▶ _INFORMATION SUPPLIED_:

-------------------------

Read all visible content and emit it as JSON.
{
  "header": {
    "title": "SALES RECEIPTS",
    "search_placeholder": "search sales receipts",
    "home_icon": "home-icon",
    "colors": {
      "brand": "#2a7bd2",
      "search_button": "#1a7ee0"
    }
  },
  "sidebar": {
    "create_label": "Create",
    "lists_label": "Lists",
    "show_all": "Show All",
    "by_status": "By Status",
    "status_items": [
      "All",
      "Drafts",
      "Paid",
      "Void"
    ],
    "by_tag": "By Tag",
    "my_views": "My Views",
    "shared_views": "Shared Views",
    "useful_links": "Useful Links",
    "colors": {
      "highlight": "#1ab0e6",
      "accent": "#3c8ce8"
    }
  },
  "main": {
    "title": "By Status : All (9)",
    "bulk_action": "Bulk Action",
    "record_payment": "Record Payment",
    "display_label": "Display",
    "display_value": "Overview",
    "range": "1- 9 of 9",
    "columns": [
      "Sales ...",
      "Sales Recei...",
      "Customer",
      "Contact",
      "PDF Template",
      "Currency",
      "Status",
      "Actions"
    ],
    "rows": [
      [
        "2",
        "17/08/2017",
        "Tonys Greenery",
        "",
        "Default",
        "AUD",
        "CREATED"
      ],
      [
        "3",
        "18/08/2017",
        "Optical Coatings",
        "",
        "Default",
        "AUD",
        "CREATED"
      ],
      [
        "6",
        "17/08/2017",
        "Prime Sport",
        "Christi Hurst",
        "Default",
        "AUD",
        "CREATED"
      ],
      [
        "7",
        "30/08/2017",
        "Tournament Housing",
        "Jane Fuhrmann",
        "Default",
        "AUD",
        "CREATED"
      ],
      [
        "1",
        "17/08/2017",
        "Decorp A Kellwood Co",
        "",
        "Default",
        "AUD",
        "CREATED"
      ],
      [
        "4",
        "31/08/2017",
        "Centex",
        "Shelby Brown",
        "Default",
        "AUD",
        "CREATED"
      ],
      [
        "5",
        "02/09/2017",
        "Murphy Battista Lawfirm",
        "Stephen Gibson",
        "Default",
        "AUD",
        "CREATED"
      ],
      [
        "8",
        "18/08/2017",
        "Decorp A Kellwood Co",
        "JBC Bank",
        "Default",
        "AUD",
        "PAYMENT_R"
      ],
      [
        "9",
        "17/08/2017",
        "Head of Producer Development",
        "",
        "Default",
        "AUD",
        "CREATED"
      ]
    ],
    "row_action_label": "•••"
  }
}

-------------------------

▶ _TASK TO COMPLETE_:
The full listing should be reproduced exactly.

▶ _FINISHED EXERCISE_:
Read all visible content and emit it as JSON.
{
  "header": {
    "title": "SALES RECEIPTS",
    "search_placeholder": "search sales receipts",
    "home_icon": "home-icon",
    "colors": {
      "brand": "#2a7bd2",
      "search_button": "#1a7ee0"
    }
  },
  "sidebar": {
    "create_label": "Create",
    "lists_label": "Lists",
    "show_all": "Show All",
    "by_status": "By Status",
    "status_items": [
      "All",
      "Drafts",
      "Paid",
      "Void"
    ],
    "by_tag": "By Tag",
    "my_views": "My Views",
    "shared_views": "Shared Views",
    "useful_links": "Useful Links",
    "colors": {
      "highlight": "#1ab0e6",
      "accent": "#3c8ce8"
    }
  },
  "main": {
    "title": "By Status : All (9)",
    "bulk_action": "Bulk Action",
    "record_payment": "Record Payment",
    "display_label": "Display",
    "display_value": "Overview",
    "range": "1- 9 of 9",
    "columns": [
      "Sales ...",
      "Sales Recei...",
      "Customer",
      "Contact",
      "PDF Template",
      "Currency",
      "Status",
      "Actions"
    ],
    "rows": [
      [
        "2",
        "17/08/2017",
        "Tonys Greenery",
        "",
        "Default",
        "AUD",
        "CREATED"
      ],
      [
        "3",
        "18/08/2017",
        "Optical Coatings",
        "",
        "Default",
        "AUD",
        "CREATED"
      ],
      [
        "6",
        "17/08/2017",
        "Prime Sport",
        "Christi Hurst",
        "Default",
        "AUD",
        "CREATED"
      ],
      [
        "7",
        "30/08/2017",
        "Tournament Housing",
        "Jane Fuhrmann",
        "Default",
        "AUD",
        "CREATED"
      ],
      [
        "1",
        "17/08/2017",
        "Decorp A Kellwood Co",
        "",
        "Default",
        "AUD",
        "CREATED"
      ],
      [
        "4",
        "31/08/2017",
        "Centex",
        "Shelby Brown",
        "Default",
        "AUD",
        "CREATED"
      ],
      [
        "5",
        "02/09/2017",
        "Murphy Battista Lawfirm",
        "Stephen Gibson",
        "Default",
        "AUD",
        "CREATED"
      ],
      [
        "8",
        "18/08/2017",
        "Decorp A Kellwood Co",
        "JBC Bank",
        "Default",
        "AUD",
        "PAYMENT_R"
      ],
      [
        "9",
        "17/08/2017",
        "Head of Producer Development",
        "",
        "Default",
        "AUD",
        "CREATED"
      ]
    ],
    "row_action_label": "•••"
  }
}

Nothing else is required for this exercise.